The main point with self-publishing is that it will get your book in print, but probably not get much publicity or accolades. Still, many people find they have little choice.

tracyt1800
October 13th, 2005, 10:34 AM
Are there any writer's groups where you live? It took me a while, but I found several in my town. I liked that better than the online groups ... although the online groups were good, too. I think I just preferred the face-to-face discussions.

There are 5 or 6 scifi and fantasy writers in the group I attend as well as some mystery, romance and general fiction writers. I think having "out of genre" readers critique my work has helped me. And critiquing works that I normally wouldn't read has also helped me develop new ideas.

choppy
October 13th, 2005, 09:57 PM
Step 1. Write a lot.
Step 2. Read a lot.

I'm still trying to master these. Reading a lot of material inside (and outside of) your chosen genre will allow you to gauge how your story compares to others. It also helps you to recognize cliches.

Test readers are also helpful. There are a number of people at this website who exchange manuscripts for critiquing.

Expendable
October 14th, 2005, 03:07 AM
People standing in lines to buy the latest copy of your book.
Your hatemail is handled by a staff of three and an fbi trainee on loan.
Pets, computers and children are being named after your characters.
Hollywood producers you've never met are very friendly and calling you by your first name.
Tabloids are running tell-all stories from people you barely remember.
Some members of the government want to discuss your latest book.
You're being sued for stealing someone else's story.
A christian group is accusing you of glorifying satanistic rites you never mentioned in your book
Your press agent wants you to talk to these nice people standing in front of a tv camera for five minutes and please remember to smile and to mention the name of the book at least three times.
Your advance from the publisher will buy a car. A good car.

Rob Anybody
October 14th, 2005, 07:57 AM
hmmm... people telling 'tell-all' stories about me, most of the people who have known me probably won't remember me... :)

Anybody got any links to online fantasy writing groups or links to said groups in Melbourne Aus?

Rob Anybody

tracyt1800
October 14th, 2005, 01:10 PM
Anybody got any links to online fantasy writing groups or links to said groups in Melbourne Aus?

http://www.critters.org/

And here's a page with several online groups, annual workshops, etc listed:
http://www.sfwa.org/links/workshops.htm

KatG
October 14th, 2005, 08:29 PM
Ooo, I like Expendable's list.

The other lists are good too.

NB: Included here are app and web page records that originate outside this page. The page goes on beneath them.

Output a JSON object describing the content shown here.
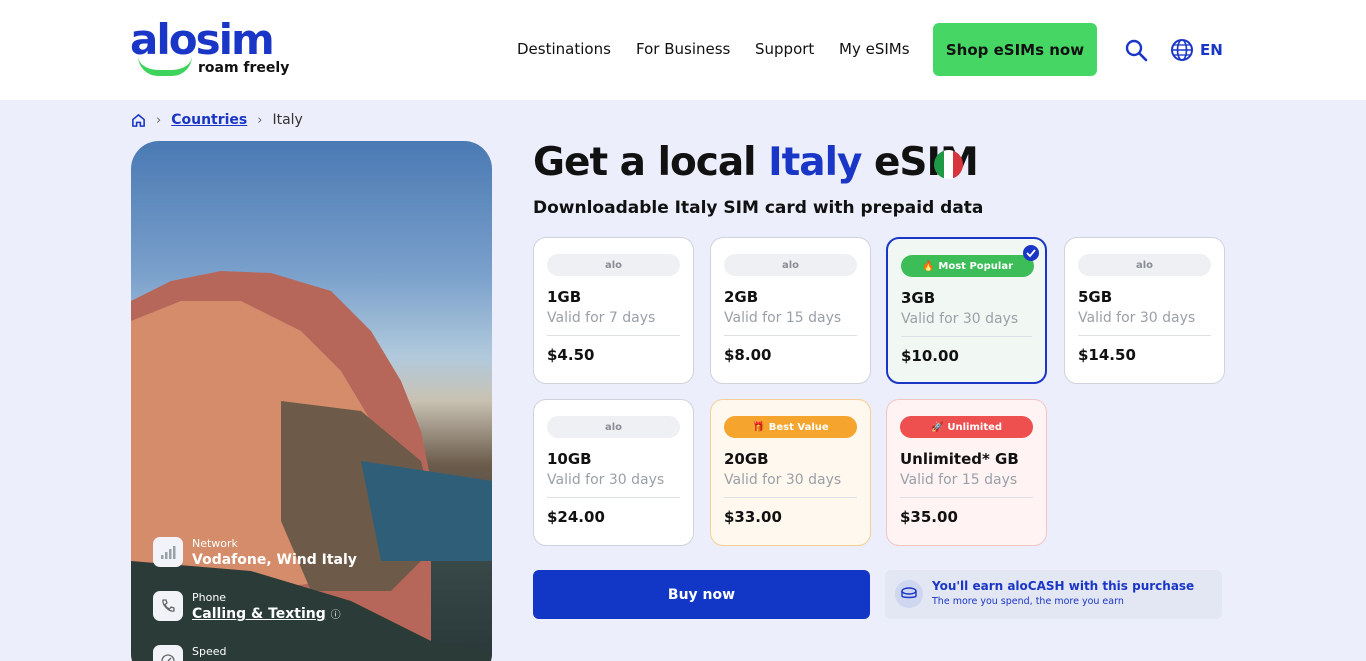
{
  "header": {
    "logo": {
      "word": "alosim",
      "tagline": "roam freely"
    },
    "nav": [
      "Destinations",
      "For Business",
      "Support",
      "My eSIMs"
    ],
    "cta": "Shop eSIMs now",
    "language": "EN"
  },
  "breadcrumb": {
    "link": "Countries",
    "current": "Italy"
  },
  "title": {
    "prefix": "Get a local ",
    "country": "Italy",
    "suffix": " eSIM"
  },
  "subtitle": "Downloadable Italy SIM card with prepaid data",
  "plans": [
    {
      "badge": "alo",
      "data": "1GB",
      "validity": "Valid for 7 days",
      "price": "$4.50"
    },
    {
      "badge": "alo",
      "data": "2GB",
      "validity": "Valid for 15 days",
      "price": "$8.00"
    },
    {
      "badge": "Most Popular",
      "data": "3GB",
      "validity": "Valid for 30 days",
      "price": "$10.00",
      "selected": true
    },
    {
      "badge": "alo",
      "data": "5GB",
      "validity": "Valid for 30 days",
      "price": "$14.50"
    },
    {
      "badge": "alo",
      "data": "10GB",
      "validity": "Valid for 30 days",
      "price": "$24.00"
    },
    {
      "badge": "Best Value",
      "data": "20GB",
      "validity": "Valid for 30 days",
      "price": "$33.00"
    },
    {
      "badge": "Unlimited",
      "data": "Unlimited* GB",
      "validity": "Valid for 15 days",
      "price": "$35.00"
    }
  ],
  "features": [
    {
      "label": "Network",
      "value": "Vodafone, Wind Italy"
    },
    {
      "label": "Phone",
      "value": "Calling & Texting"
    },
    {
      "label": "Speed",
      "value": ""
    }
  ],
  "buy": "Buy now",
  "earn": {
    "title": "You'll earn aloCASH with this purchase",
    "sub": "The more you spend, the more you earn"
  },
  "colors": {
    "brand": "#1a36c7",
    "cta": "#45d663",
    "popular": "#3cbd57",
    "best": "#f5a42d",
    "unlimited": "#ee4f4f"
  }
}
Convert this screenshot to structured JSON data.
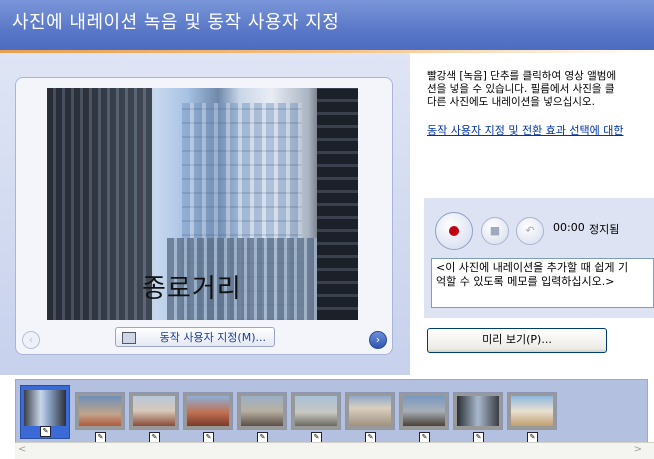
{
  "header": {
    "title": "사진에 내레이션 녹음 및 동작 사용자 지정"
  },
  "preview": {
    "caption": "종로거리",
    "motion_button_label": "동작 사용자 지정(M)...",
    "nav_prev_glyph": "‹",
    "nav_next_glyph": "›"
  },
  "instructions": {
    "text": "빨강색 [녹음] 단추를 클릭하여 영상 앨범에\n션을 넣을 수 있습니다. 필름에서 사진을 클\n다른 사진에도 내레이션을 넣으십시오.",
    "link": "동작 사용자 지정 및 전환 효과 선택에 대한"
  },
  "recorder": {
    "time": "00:00",
    "status": "정지됨",
    "stop_glyph": "■",
    "undo_glyph": "↶"
  },
  "note": {
    "text": "<이 사진에 내레이션을 추가할 때 쉽게 기\n억할 수 있도록 메모를 입력하십시오.>"
  },
  "preview_button_label": "미리 보기(P)...",
  "filmstrip": {
    "thumbs": [
      "thumb-1",
      "thumb-2",
      "thumb-3",
      "thumb-4",
      "thumb-5",
      "thumb-6",
      "thumb-7",
      "thumb-8",
      "thumb-9",
      "thumb-10"
    ],
    "selected_index": 0,
    "edit_glyph": "✎"
  },
  "scrollbar": {
    "left_glyph": "<",
    "right_glyph": ">"
  }
}
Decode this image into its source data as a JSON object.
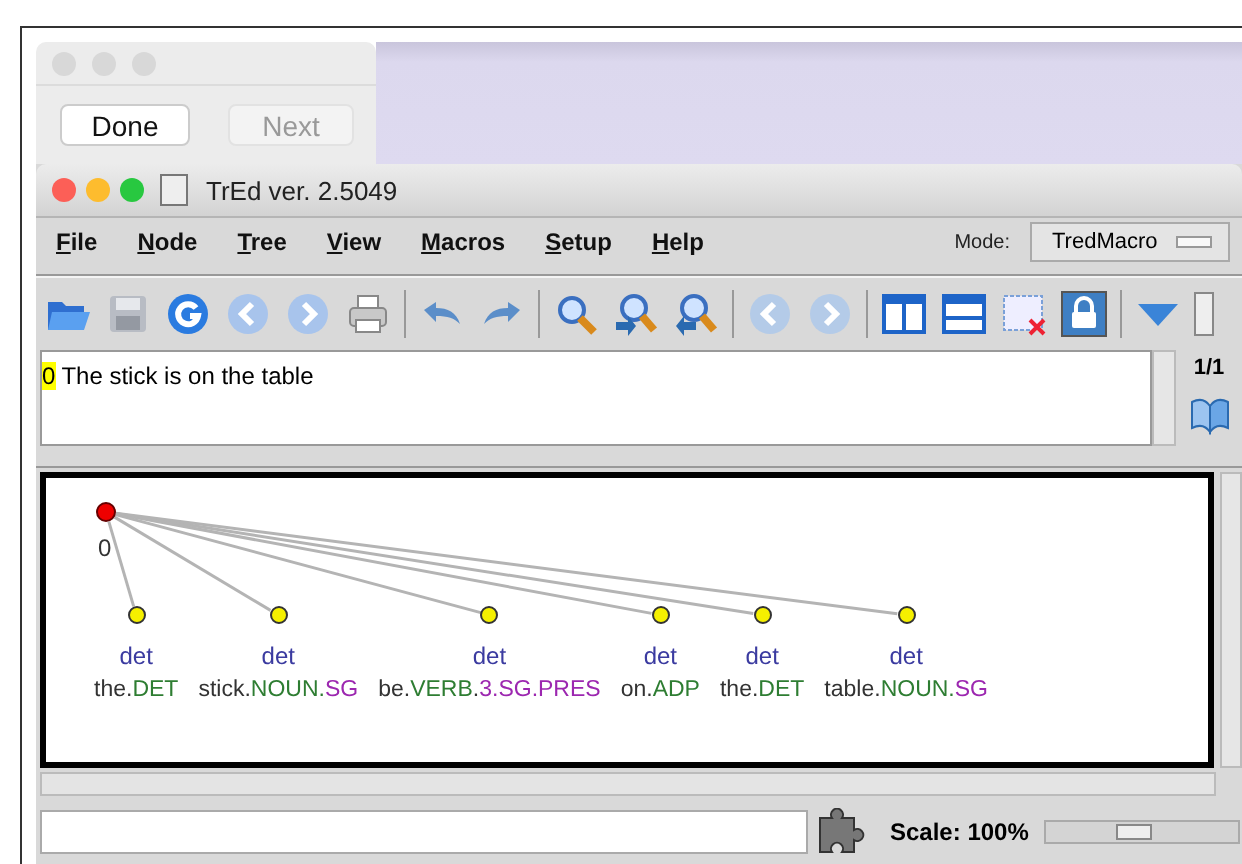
{
  "dialog": {
    "buttons": [
      {
        "label": "Done",
        "disabled": false
      },
      {
        "label": "Next",
        "disabled": true
      }
    ]
  },
  "window": {
    "title": "TrEd ver. 2.5049"
  },
  "menu": [
    {
      "label": "File"
    },
    {
      "label": "Node"
    },
    {
      "label": "Tree"
    },
    {
      "label": "View"
    },
    {
      "label": "Macros"
    },
    {
      "label": "Setup"
    },
    {
      "label": "Help"
    }
  ],
  "mode": {
    "label": "Mode:",
    "value": "TredMacro"
  },
  "sentence": {
    "index": "0",
    "text": "The stick is on the table"
  },
  "counter": "1/1",
  "tree": {
    "label": "0",
    "selected": true,
    "children": [
      {
        "selected": false,
        "afun": "det",
        "word": [
          {
            "text": "the.",
            "color": "#333333"
          },
          {
            "text": "DET",
            "color": "#2e7d32"
          }
        ]
      },
      {
        "selected": false,
        "afun": "det",
        "word": [
          {
            "text": "stick.",
            "color": "#333333"
          },
          {
            "text": "NOUN.",
            "color": "#2e7d32"
          },
          {
            "text": "SG",
            "color": "#9c27b0"
          }
        ]
      },
      {
        "selected": false,
        "afun": "det",
        "word": [
          {
            "text": "be.",
            "color": "#333333"
          },
          {
            "text": "VERB",
            "color": "#2e7d32"
          },
          {
            "text": ".",
            "color": "#333333"
          },
          {
            "text": "3.SG.PRES",
            "color": "#9c27b0"
          }
        ]
      },
      {
        "selected": false,
        "afun": "det",
        "word": [
          {
            "text": "on.",
            "color": "#333333"
          },
          {
            "text": "ADP",
            "color": "#2e7d32"
          }
        ]
      },
      {
        "selected": false,
        "afun": "det",
        "word": [
          {
            "text": "the.",
            "color": "#333333"
          },
          {
            "text": "DET",
            "color": "#2e7d32"
          }
        ]
      },
      {
        "selected": false,
        "afun": "det",
        "word": [
          {
            "text": "table.",
            "color": "#333333"
          },
          {
            "text": "NOUN.",
            "color": "#2e7d32"
          },
          {
            "text": "SG",
            "color": "#9c27b0"
          }
        ]
      }
    ]
  },
  "status": {
    "scale": "Scale: 100%",
    "slider": {
      "level": 0.45
    }
  }
}
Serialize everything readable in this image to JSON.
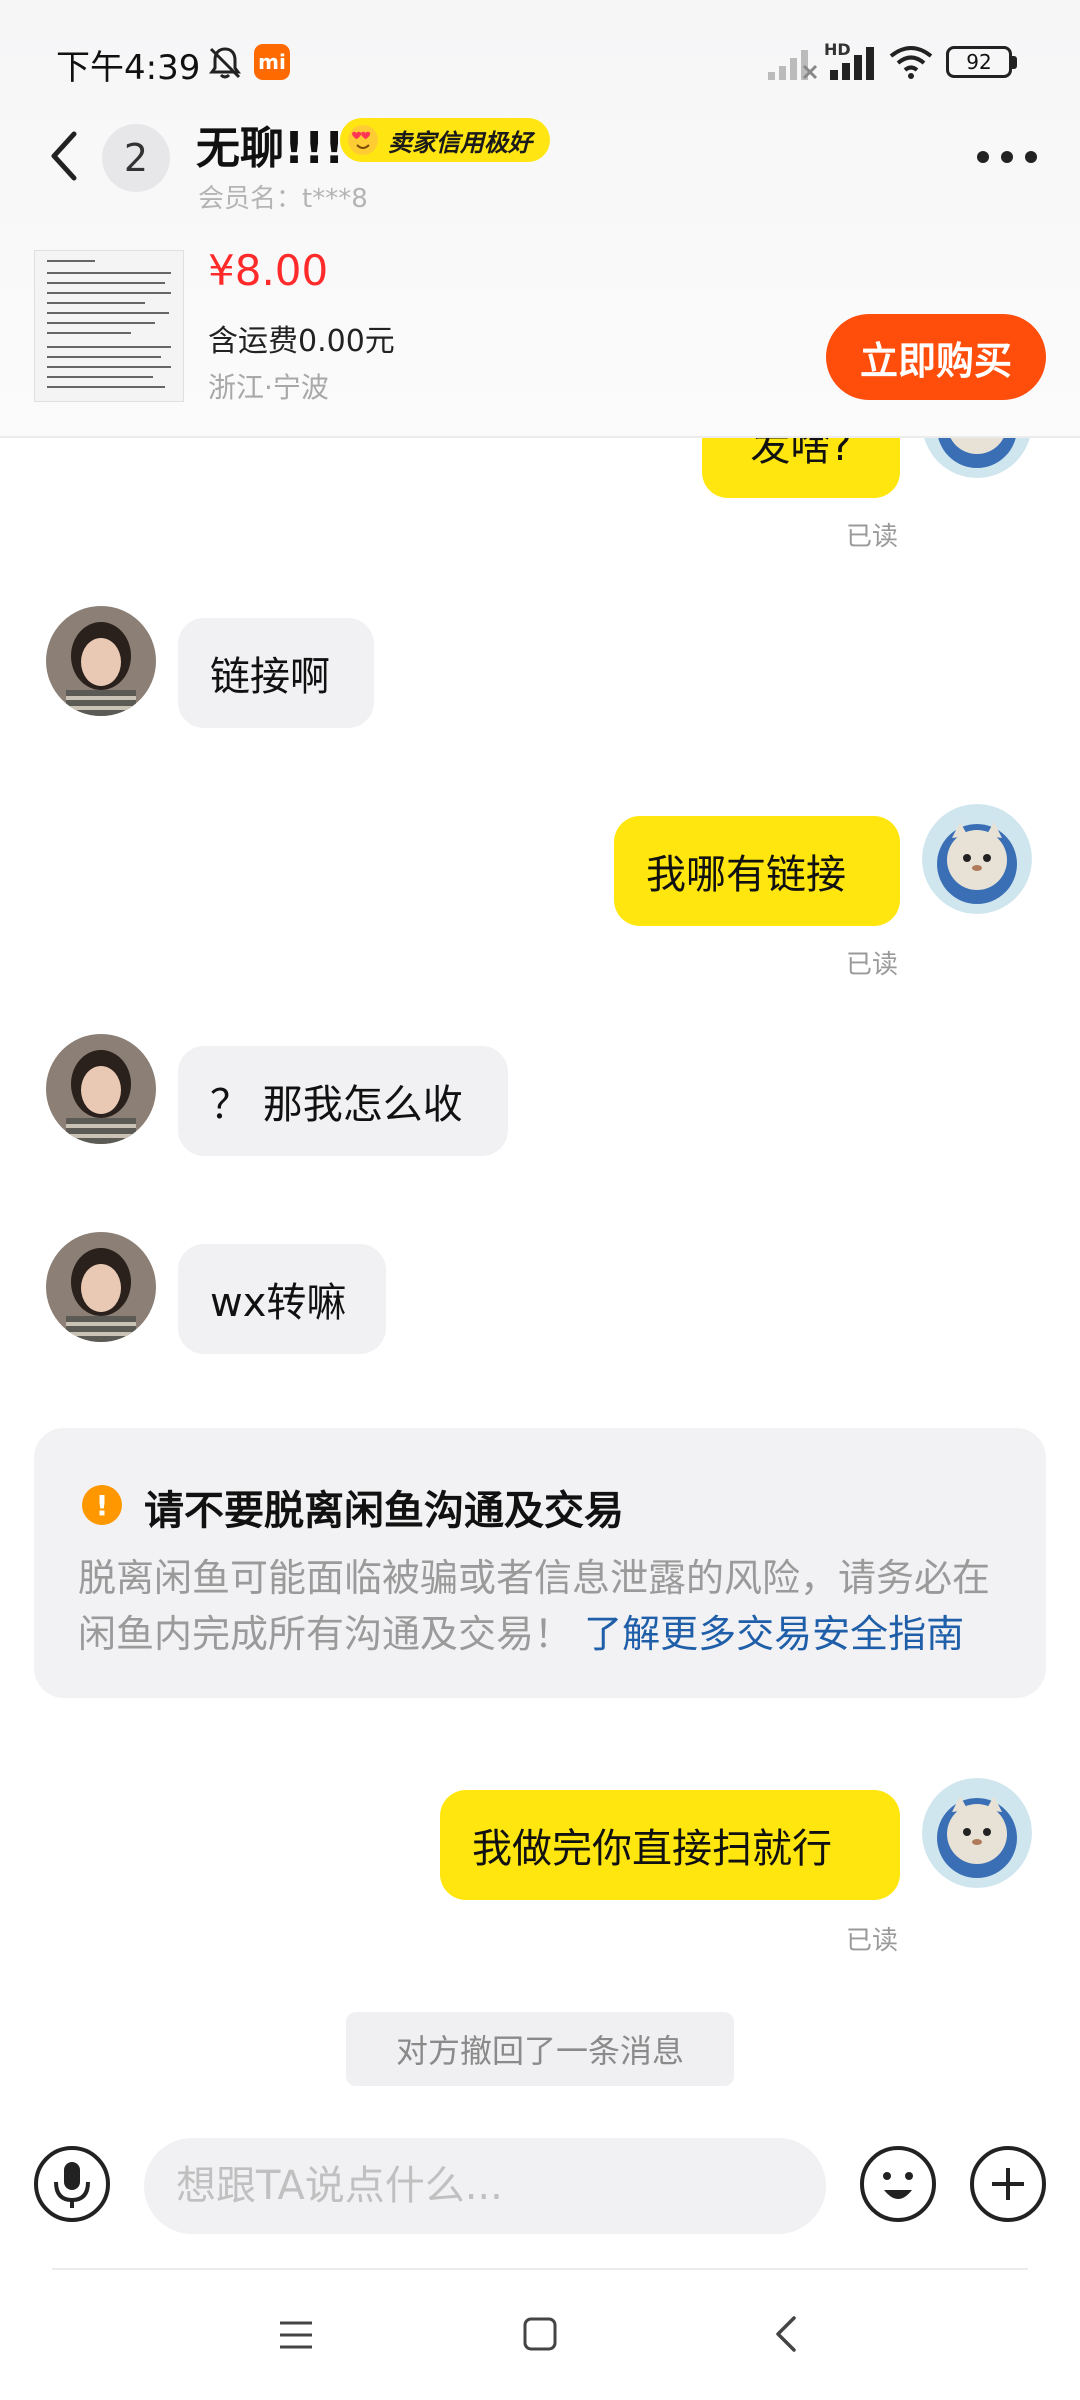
{
  "status_bar": {
    "time": "下午4:39",
    "mi_badge": "mi",
    "network_label": "HD",
    "battery": "92"
  },
  "header": {
    "unread_count": "2",
    "contact_name": "无聊!!!",
    "credit_badge": "卖家信用极好",
    "member_name": "会员名：t***8"
  },
  "product": {
    "price": "¥8.00",
    "shipping": "含运费0.00元",
    "location": "浙江·宁波",
    "buy_label": "立即购买"
  },
  "messages": [
    {
      "side": "mine",
      "text": "发啥?",
      "read": "已读"
    },
    {
      "side": "theirs",
      "text": "链接啊"
    },
    {
      "side": "mine",
      "text": "我哪有链接",
      "read": "已读"
    },
    {
      "side": "theirs",
      "text": "？ 那我怎么收"
    },
    {
      "side": "theirs",
      "text": "wx转嘛"
    },
    {
      "side": "mine",
      "text": "我做完你直接扫就行",
      "read": "已读"
    }
  ],
  "notice": {
    "title": "请不要脱离闲鱼沟通及交易",
    "body": "脱离闲鱼可能面临被骗或者信息泄露的风险，请务必在闲鱼内完成所有沟通及交易！",
    "link": "了解更多交易安全指南"
  },
  "system_message": "对方撤回了一条消息",
  "input": {
    "placeholder": "想跟TA说点什么..."
  },
  "colors": {
    "my_bubble": "#ffe60f",
    "their_bubble": "#f1f1f3",
    "buy_button": "#ff4d0b",
    "price": "#ff2a2a",
    "credit_badge": "#ffe512",
    "notice_link": "#1f5ea8",
    "notice_icon": "#ff9800"
  },
  "icons": {
    "back": "chevron-left-icon",
    "more": "more-dots-icon",
    "mic": "microphone-icon",
    "emoji": "smiley-icon",
    "plus": "plus-icon",
    "notice": "exclamation-icon"
  }
}
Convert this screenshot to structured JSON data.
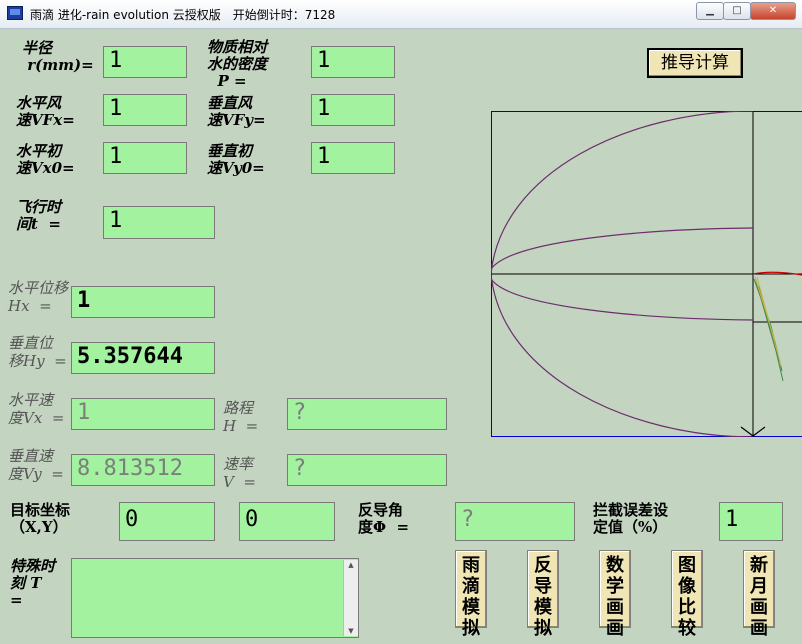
{
  "window": {
    "title": "雨滴 进化-rain evolution 云授权版　开始倒计时：7128"
  },
  "buttons": {
    "calculate": "推导计算",
    "raindrop_sim": "雨\n滴\n模\n拟",
    "reverse_sim": "反\n导\n模\n拟",
    "math_draw": "数\n学\n画\n画",
    "image_compare": "图\n像\n比\n较",
    "new_moon": "新\n月\n画\n画"
  },
  "labels": {
    "radius": "半径\n r(mm)=",
    "density": "物质相对\n水的密度\n  P =",
    "vfx": "水平风\n速VFx=",
    "vfy": "垂直风\n速VFy=",
    "vx0": "水平初\n速Vx0=",
    "vy0": "垂直初\n速Vy0=",
    "time": "飞行时\n间t  =",
    "hx": "水平位移\nHx  =",
    "hy": "垂直位\n移Hy  =",
    "vx": "水平速\n度Vx  =",
    "vy": "垂直速\n度Vy  =",
    "path": "路程\nH  =",
    "speed": "速率\nV  =",
    "target": "目标坐标\n（X,Y）",
    "angle": "反导角\n度Φ  =",
    "error": "拦截误差设\n定值（%）",
    "special": "特殊时\n刻 T\n="
  },
  "values": {
    "radius": "1",
    "density": "1",
    "vfx": "1",
    "vfy": "1",
    "vx0": "1",
    "vy0": "1",
    "time": "1",
    "hx": "1",
    "hy": "5.357644",
    "vx": "1",
    "vy": "8.813512",
    "path": "?",
    "speed": "?",
    "target_x": "0",
    "target_y": "0",
    "angle": "?",
    "error": "1",
    "special": ""
  },
  "colors": {
    "background": "#c3d4c1",
    "field": "#a3f29f",
    "button": "#f0e5b4",
    "plot_frame": "#0000cc",
    "curve": "#6b2d6b",
    "trajectory": "#cc0000"
  }
}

You can:

1) Read and study other writers.
2) Turn smart friends into helpful readers.
3) Hire a freelance editor to work with you, preferably one who will not try to rewrite the book his way.
4) Join a critique group, preferably with members who will not think you should write the book their way.
5) Take a writing class, preferably with a teacher who does not tell you there is only one good way to write.
6) Send stuff out, have it rejected, sort through any feedback you get to separate the good comments from the useless or incomprehensible comments, and apply the good ones that help you.
7) Engage in visualization exercises in which you see yourself at your own book signing.

But as helpful as any of these things are, they still won't get you an answer to your question. You can't get what you want -- the search for an assurance that does not exist. Never, ever, will the gods of writing descend from on-high, lay their hands upon your head, and tell you that you are now good enough. Even published writers never know if they are good enough. Certainly there are usually a lot of folk who claim they are not. Every writer goes out into the world having to bear the knowledge that they may fail. And probably will never know why they did. It might not even be because their writing was bad. Because you can't turn something that is entirely subjective into something objective, especially the words "good enough."

How to know? You can never know. And it may seem as if I'm being pessimistic (Unclean! Er, sorry,) but it's the ugly reality that we have to bear. Sharpen your skills, try some of the above and cross your fingers. I'll leave you with the words of Samuel Beckett, which I try to remember:

"Ever tried. Ever failed. No matter. Try again. Fail again. Fail better."